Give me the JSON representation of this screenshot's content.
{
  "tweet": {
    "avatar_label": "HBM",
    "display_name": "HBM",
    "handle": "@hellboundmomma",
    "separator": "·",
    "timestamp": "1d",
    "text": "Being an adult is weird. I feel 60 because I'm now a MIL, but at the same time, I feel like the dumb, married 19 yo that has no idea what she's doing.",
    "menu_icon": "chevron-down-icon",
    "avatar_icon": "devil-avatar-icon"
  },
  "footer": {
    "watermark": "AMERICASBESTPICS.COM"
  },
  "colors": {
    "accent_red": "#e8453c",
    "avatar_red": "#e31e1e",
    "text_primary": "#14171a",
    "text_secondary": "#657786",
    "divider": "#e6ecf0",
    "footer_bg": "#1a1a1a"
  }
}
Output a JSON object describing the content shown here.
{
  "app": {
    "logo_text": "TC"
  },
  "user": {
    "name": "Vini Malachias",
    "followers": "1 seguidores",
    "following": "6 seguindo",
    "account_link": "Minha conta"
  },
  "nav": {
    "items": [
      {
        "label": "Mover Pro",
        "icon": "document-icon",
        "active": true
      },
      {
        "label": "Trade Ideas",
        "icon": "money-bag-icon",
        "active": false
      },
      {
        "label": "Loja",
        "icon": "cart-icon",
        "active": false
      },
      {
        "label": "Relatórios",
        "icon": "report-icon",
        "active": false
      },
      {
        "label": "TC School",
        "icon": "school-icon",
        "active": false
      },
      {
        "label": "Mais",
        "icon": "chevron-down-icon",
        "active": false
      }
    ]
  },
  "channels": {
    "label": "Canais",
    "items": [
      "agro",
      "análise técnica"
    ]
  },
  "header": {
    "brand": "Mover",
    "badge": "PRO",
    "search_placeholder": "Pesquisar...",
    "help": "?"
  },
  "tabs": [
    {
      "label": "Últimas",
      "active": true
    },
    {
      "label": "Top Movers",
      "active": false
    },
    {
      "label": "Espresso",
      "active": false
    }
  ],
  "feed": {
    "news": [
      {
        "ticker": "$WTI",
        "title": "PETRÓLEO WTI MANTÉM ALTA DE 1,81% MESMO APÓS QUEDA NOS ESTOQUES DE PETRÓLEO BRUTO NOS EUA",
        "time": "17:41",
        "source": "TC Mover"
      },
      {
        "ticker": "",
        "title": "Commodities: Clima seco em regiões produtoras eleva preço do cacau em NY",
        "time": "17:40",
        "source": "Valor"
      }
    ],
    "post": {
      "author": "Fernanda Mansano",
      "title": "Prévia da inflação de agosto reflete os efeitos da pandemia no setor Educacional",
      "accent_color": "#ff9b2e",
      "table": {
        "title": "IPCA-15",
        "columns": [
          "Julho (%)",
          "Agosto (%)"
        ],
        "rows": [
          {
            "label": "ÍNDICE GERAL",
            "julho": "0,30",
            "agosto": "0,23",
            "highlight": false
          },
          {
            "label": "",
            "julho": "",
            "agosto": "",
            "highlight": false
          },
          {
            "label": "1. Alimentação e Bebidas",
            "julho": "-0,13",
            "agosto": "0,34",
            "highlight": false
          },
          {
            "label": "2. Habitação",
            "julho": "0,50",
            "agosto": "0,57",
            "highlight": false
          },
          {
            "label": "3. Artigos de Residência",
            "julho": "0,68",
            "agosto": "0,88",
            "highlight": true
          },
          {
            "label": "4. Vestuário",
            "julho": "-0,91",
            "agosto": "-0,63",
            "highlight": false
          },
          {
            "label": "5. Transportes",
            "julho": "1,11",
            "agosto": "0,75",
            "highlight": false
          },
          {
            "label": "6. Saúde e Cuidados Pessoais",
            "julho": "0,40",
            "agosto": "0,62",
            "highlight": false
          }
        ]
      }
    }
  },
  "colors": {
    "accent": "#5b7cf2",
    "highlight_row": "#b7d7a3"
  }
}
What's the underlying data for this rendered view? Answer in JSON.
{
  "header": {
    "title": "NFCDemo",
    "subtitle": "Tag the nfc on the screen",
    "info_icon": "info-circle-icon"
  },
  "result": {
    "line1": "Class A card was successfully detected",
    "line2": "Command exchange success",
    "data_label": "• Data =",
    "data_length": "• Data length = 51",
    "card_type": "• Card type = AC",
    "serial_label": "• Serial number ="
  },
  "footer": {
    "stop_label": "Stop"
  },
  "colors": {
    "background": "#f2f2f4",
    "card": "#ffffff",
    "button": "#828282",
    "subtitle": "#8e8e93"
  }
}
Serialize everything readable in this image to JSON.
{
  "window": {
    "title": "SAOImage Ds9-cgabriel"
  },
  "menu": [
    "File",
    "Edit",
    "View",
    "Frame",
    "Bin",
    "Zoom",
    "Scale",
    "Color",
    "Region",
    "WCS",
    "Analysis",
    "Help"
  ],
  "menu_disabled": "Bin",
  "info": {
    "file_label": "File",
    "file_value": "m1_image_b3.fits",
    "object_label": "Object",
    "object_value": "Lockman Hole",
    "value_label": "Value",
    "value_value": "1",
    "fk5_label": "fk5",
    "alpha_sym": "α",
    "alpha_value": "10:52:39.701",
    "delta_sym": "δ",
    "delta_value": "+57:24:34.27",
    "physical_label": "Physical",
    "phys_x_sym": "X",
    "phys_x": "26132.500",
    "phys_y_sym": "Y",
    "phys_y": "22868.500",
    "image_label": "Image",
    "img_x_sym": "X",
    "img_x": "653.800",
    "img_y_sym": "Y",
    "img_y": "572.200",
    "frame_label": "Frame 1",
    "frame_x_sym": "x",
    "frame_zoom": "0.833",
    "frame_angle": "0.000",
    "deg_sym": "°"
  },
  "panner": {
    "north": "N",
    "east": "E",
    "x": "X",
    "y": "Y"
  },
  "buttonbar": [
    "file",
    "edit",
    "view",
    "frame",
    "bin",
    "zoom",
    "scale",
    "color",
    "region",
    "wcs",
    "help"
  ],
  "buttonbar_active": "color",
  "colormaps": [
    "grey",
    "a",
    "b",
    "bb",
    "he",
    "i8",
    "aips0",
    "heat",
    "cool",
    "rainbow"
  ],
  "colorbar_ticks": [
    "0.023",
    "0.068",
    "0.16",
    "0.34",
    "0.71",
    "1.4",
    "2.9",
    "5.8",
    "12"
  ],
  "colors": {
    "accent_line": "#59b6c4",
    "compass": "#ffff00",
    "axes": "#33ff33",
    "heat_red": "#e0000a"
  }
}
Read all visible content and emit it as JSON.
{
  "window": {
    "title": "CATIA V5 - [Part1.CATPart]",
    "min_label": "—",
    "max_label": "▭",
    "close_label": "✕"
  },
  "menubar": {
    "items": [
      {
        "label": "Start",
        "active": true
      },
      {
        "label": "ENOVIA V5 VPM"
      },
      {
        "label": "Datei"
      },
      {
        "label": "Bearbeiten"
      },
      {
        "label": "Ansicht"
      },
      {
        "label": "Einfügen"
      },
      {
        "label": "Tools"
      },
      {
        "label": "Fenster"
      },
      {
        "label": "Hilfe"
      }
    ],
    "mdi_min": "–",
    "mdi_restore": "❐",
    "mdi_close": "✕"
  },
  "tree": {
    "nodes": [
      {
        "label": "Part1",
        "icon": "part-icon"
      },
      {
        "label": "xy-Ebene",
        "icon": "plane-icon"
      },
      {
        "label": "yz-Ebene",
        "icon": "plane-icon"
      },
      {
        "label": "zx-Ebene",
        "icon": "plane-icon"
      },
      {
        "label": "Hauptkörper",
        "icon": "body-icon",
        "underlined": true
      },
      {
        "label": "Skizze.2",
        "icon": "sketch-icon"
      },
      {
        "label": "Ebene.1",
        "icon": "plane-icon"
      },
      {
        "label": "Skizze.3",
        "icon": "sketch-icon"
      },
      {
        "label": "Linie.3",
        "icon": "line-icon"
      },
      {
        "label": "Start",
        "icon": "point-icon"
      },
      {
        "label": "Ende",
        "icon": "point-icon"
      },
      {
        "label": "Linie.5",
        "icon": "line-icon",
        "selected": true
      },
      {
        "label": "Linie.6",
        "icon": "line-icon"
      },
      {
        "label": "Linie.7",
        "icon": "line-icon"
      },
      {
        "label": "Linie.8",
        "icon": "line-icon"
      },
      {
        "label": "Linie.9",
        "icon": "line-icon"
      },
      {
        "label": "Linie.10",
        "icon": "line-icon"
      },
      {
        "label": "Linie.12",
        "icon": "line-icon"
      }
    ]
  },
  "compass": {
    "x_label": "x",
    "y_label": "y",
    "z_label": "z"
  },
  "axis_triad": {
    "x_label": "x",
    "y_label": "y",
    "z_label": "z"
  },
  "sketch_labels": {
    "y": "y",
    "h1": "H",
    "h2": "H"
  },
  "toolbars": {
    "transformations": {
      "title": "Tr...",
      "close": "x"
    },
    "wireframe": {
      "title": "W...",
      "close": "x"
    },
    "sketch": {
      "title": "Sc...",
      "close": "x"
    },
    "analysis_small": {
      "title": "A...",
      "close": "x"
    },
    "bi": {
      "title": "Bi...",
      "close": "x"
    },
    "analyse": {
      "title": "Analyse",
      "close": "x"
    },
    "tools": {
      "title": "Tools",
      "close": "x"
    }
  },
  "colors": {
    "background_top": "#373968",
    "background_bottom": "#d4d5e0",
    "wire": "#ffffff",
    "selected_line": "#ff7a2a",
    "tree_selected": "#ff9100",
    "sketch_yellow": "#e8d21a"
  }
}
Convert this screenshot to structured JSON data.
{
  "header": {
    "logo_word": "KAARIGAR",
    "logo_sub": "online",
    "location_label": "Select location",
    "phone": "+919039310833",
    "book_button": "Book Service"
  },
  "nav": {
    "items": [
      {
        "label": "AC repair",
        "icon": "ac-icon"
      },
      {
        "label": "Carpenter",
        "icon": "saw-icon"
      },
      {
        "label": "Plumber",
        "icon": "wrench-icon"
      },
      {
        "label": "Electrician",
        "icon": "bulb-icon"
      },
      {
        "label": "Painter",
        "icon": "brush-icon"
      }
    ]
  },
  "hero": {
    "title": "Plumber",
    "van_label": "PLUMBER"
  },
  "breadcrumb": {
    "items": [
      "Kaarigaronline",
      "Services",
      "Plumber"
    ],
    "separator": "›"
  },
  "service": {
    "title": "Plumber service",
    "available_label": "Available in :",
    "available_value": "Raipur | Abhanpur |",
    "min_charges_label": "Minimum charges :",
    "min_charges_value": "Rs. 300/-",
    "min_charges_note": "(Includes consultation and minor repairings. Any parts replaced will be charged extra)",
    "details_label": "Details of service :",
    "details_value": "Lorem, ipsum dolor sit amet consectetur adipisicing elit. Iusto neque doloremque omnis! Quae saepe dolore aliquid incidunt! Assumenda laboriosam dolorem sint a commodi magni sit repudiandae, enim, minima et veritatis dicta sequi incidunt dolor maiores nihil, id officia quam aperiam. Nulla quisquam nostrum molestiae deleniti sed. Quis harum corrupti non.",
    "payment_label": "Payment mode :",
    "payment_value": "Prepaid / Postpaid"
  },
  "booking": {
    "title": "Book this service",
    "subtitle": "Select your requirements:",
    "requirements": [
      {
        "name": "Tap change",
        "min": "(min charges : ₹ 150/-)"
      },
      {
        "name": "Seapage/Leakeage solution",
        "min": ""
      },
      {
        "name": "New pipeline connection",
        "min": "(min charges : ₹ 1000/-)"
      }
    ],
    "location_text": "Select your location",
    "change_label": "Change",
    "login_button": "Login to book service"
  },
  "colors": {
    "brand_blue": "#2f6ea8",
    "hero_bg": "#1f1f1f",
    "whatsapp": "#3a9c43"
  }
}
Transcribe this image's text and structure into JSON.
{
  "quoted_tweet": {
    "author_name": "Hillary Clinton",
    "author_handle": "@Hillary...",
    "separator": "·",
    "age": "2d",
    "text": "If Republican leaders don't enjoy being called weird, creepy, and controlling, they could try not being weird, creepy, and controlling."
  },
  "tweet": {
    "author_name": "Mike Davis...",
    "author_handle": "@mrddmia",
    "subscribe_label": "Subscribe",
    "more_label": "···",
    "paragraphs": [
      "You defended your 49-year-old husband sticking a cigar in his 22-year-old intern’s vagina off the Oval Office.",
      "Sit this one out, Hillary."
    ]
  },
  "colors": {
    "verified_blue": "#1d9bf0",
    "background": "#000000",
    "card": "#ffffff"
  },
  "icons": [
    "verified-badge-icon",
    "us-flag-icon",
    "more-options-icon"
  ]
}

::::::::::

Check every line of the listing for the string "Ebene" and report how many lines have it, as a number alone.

4